Required action: In the data, find the word "name" and copy out every line that has it.

Given records below:

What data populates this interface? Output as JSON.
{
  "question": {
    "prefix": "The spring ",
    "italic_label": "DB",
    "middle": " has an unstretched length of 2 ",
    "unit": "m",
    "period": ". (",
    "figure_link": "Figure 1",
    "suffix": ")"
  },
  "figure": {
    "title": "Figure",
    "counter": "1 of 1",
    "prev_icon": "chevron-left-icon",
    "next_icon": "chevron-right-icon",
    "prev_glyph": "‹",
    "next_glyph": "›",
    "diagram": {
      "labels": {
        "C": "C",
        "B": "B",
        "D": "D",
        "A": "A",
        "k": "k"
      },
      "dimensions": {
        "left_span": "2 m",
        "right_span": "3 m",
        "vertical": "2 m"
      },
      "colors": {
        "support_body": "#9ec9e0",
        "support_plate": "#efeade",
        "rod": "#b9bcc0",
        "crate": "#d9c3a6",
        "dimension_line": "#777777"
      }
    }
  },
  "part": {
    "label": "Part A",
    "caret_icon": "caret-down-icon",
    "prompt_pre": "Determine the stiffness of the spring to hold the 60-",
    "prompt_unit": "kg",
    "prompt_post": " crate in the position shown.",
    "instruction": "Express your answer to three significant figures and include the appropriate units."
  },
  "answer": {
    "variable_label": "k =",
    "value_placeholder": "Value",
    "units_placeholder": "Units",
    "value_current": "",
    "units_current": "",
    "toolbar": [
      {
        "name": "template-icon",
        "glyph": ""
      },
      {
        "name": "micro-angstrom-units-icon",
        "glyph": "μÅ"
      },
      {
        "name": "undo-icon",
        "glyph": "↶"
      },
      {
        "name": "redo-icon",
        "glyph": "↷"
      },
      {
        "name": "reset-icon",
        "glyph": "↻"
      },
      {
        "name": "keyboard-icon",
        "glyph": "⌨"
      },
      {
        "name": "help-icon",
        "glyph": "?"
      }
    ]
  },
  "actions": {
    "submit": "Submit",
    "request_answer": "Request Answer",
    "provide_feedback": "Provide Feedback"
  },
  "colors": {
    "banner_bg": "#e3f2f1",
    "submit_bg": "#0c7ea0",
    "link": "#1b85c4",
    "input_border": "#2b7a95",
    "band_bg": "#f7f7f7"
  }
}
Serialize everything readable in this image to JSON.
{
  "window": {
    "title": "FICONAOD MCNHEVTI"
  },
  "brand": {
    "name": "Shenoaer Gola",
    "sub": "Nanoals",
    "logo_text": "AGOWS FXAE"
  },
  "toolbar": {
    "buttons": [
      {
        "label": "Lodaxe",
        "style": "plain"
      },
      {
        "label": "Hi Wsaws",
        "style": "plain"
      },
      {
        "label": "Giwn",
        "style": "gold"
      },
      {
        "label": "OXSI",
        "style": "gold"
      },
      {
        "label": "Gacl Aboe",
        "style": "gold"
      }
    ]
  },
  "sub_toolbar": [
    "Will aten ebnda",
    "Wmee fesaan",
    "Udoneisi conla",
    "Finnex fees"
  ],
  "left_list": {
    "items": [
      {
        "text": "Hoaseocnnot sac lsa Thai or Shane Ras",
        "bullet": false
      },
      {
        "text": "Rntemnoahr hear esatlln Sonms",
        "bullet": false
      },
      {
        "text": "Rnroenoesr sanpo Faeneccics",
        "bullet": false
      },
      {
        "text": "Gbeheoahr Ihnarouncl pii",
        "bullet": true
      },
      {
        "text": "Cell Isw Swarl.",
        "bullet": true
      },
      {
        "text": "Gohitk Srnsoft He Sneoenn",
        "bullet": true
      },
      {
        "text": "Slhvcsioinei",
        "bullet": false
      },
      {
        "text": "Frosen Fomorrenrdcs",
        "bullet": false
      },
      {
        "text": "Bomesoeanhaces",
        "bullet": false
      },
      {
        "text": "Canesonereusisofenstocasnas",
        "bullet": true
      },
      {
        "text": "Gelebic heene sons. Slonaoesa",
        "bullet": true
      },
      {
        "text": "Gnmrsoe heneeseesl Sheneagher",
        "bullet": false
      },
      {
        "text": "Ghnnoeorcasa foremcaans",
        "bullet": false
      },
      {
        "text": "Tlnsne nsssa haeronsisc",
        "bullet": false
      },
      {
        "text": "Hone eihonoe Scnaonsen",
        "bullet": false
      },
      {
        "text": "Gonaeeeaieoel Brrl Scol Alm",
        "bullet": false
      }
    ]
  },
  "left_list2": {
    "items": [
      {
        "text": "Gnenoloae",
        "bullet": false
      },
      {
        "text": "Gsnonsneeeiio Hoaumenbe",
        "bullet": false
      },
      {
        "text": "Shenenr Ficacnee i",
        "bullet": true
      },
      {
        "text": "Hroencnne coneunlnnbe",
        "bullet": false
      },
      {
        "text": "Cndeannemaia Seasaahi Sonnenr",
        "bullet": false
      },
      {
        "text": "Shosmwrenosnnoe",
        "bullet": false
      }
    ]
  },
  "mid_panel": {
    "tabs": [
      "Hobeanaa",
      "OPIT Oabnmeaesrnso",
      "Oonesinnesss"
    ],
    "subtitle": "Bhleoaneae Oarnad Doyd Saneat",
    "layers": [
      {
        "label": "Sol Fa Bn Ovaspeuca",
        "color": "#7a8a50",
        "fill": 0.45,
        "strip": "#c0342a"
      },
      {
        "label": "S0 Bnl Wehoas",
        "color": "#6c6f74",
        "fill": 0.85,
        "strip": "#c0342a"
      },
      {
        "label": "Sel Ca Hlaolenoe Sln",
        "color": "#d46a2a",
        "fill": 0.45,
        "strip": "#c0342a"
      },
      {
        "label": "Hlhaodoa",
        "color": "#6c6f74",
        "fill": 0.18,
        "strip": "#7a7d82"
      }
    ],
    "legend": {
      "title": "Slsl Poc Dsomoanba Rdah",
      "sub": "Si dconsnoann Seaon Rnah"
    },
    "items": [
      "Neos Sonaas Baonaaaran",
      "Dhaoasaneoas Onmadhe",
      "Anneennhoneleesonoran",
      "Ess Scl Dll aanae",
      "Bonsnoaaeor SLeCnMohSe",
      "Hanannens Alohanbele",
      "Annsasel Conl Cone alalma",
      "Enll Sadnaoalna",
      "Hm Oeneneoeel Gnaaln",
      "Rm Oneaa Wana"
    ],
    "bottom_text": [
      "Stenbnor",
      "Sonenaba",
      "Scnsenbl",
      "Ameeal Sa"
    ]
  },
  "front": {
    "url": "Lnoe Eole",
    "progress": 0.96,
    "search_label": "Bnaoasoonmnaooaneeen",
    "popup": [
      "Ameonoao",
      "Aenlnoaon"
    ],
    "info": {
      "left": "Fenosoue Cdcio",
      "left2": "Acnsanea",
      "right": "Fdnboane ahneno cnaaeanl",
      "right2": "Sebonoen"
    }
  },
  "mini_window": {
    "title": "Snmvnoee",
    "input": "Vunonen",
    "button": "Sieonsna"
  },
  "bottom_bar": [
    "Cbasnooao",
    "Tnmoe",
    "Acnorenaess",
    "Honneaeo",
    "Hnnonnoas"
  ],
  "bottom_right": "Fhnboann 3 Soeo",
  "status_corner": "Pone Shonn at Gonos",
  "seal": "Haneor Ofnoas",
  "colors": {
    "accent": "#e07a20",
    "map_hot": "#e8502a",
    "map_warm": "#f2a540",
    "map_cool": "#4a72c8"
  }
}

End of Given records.

Solution for this exercise:
        "name": "template-icon",
        "name": "micro-angstrom-units-icon",
        "name": "undo-icon",
        "name": "redo-icon",
        "name": "reset-icon",
        "name": "keyboard-icon",
        "name": "help-icon",
    "name": "Shenoaer Gola",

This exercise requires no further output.